both disclosed that they had received DOJ subpoenas regarding their SRAM businesses.

The subpoenas appear to open a new front in the government's investigation of computer-memory chipmakers. For several years, the Justice Department has been investigating price-fixing in the market for DRAM, the standard type of memory chips used in PC's.

The DRAM price-fixing probe has so far resulted in jail sentences for executives at



Hynix Semiconductor


Infineon Technologies


, as well as more than $700 million in fines.

Static memory, which is faster and more expensive than DRAM, is used for specialty purposes like a microprocessor's cache and hard disc drives.

According to news reports, Sony buys SRAM from outside manufacturers and sells it to other electronics companies. Sony sold $27.7 million worth of SRAM in 2005.

Sony said it intends to fully cooperate with the DOJ in "what appears to be an industrywide inquiry."

The memory investigation is the latest in a string of bad news for Sony, which has been plagued by delays for its PlayStation 3 video game console and a massive laptop battery recall that will result in charges of more than $400 million.

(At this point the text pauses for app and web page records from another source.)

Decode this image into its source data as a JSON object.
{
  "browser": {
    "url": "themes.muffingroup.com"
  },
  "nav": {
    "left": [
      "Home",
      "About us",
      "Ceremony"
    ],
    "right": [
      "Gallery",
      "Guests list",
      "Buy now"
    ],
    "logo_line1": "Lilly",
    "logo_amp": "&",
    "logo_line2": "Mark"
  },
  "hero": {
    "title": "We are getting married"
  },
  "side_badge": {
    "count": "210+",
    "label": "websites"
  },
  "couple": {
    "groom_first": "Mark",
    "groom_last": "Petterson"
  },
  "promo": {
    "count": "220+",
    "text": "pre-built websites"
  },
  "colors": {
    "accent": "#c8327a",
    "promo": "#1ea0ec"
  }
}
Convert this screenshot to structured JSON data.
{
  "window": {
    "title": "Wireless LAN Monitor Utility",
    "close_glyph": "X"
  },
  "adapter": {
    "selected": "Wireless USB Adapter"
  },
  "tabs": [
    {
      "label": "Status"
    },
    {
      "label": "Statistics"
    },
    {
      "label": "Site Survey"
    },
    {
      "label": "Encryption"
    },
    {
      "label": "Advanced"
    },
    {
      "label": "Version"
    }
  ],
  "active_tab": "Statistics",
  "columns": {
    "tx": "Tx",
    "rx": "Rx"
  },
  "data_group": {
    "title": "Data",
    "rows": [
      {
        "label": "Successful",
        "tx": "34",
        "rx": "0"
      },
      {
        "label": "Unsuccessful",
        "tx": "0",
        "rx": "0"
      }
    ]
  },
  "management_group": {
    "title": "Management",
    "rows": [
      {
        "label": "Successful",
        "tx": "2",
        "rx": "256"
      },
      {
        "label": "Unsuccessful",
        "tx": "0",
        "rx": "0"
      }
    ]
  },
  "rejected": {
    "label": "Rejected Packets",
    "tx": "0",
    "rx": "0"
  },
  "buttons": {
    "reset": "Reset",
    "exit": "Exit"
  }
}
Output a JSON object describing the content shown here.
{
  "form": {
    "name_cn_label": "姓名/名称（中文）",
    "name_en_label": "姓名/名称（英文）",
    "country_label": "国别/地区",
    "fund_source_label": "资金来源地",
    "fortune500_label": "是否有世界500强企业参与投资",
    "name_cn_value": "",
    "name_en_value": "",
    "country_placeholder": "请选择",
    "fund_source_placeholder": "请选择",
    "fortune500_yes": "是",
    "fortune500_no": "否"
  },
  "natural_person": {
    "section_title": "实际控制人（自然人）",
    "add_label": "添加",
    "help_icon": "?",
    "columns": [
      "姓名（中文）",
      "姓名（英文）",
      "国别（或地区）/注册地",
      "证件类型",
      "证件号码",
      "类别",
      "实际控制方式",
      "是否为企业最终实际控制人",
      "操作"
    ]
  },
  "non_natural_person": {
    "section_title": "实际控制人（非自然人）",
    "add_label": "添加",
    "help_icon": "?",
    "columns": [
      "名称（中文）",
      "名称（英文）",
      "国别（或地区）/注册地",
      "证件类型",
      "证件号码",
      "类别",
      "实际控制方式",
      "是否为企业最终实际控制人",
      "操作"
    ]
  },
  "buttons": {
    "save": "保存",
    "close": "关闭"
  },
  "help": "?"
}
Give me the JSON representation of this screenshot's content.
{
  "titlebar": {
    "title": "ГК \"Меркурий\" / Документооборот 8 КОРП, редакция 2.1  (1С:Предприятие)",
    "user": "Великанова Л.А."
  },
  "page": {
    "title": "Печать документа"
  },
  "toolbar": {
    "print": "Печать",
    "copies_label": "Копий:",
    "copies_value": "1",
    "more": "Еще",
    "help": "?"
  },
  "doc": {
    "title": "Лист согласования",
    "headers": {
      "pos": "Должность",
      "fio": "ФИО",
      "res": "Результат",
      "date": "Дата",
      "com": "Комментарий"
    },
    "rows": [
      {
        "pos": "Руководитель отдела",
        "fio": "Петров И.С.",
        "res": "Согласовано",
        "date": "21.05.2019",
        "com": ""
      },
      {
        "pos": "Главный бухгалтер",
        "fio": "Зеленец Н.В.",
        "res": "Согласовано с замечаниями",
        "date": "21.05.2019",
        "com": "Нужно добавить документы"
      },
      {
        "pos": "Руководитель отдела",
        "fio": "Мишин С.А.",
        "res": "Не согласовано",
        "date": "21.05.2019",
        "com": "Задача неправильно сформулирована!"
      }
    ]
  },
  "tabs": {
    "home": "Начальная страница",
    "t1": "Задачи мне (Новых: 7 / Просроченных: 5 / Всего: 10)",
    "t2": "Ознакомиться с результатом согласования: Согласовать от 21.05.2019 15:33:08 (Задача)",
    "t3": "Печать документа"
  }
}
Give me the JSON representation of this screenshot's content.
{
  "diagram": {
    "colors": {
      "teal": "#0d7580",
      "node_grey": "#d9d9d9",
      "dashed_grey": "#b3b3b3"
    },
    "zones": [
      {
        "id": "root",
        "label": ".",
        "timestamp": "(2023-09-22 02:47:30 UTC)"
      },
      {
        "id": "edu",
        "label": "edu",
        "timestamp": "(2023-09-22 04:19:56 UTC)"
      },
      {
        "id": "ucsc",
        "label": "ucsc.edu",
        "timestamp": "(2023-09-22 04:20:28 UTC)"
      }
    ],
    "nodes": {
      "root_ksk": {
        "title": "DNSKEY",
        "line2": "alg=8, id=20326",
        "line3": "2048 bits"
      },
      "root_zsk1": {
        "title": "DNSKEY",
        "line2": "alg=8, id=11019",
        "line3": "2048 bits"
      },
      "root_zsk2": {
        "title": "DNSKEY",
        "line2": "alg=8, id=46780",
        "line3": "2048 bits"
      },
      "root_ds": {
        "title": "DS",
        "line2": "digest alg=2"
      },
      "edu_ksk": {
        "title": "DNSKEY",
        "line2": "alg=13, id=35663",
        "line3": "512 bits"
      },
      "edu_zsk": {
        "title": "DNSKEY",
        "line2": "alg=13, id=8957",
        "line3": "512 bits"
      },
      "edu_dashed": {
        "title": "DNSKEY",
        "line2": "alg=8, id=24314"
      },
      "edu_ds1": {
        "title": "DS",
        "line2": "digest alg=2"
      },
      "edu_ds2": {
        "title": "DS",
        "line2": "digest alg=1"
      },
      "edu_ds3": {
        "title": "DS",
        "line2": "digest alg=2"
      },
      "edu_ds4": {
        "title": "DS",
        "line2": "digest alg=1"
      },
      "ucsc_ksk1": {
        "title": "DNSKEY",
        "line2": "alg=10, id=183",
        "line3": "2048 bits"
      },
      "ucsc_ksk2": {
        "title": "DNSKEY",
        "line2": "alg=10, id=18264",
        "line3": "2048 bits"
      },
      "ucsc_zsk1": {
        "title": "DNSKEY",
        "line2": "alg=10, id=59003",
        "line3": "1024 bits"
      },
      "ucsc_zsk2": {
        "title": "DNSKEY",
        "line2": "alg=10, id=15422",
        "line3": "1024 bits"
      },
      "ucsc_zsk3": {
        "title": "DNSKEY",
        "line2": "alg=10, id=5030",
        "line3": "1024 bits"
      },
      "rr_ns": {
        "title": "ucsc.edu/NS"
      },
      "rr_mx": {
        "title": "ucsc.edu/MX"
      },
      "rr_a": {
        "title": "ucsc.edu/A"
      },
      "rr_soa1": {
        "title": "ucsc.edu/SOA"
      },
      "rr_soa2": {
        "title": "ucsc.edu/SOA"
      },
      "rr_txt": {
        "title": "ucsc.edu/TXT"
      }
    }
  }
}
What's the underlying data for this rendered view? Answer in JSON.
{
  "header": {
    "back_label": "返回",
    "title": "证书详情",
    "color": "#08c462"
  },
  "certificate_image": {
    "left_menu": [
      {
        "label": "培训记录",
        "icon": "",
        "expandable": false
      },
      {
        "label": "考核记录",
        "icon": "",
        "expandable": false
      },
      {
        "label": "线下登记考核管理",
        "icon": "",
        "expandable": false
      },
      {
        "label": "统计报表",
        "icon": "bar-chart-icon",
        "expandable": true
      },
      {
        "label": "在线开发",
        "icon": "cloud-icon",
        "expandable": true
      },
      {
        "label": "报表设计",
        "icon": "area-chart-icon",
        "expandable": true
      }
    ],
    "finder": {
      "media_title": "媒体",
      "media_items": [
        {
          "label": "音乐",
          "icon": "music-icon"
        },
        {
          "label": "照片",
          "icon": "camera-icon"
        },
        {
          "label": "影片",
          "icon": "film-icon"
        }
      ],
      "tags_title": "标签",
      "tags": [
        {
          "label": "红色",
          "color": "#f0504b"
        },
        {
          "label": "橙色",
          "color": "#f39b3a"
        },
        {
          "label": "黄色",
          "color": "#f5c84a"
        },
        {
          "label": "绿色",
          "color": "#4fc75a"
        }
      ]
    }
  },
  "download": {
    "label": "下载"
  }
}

Shares of Sony were off 0.8%, or 35 cents, at $41.20 in midday trading.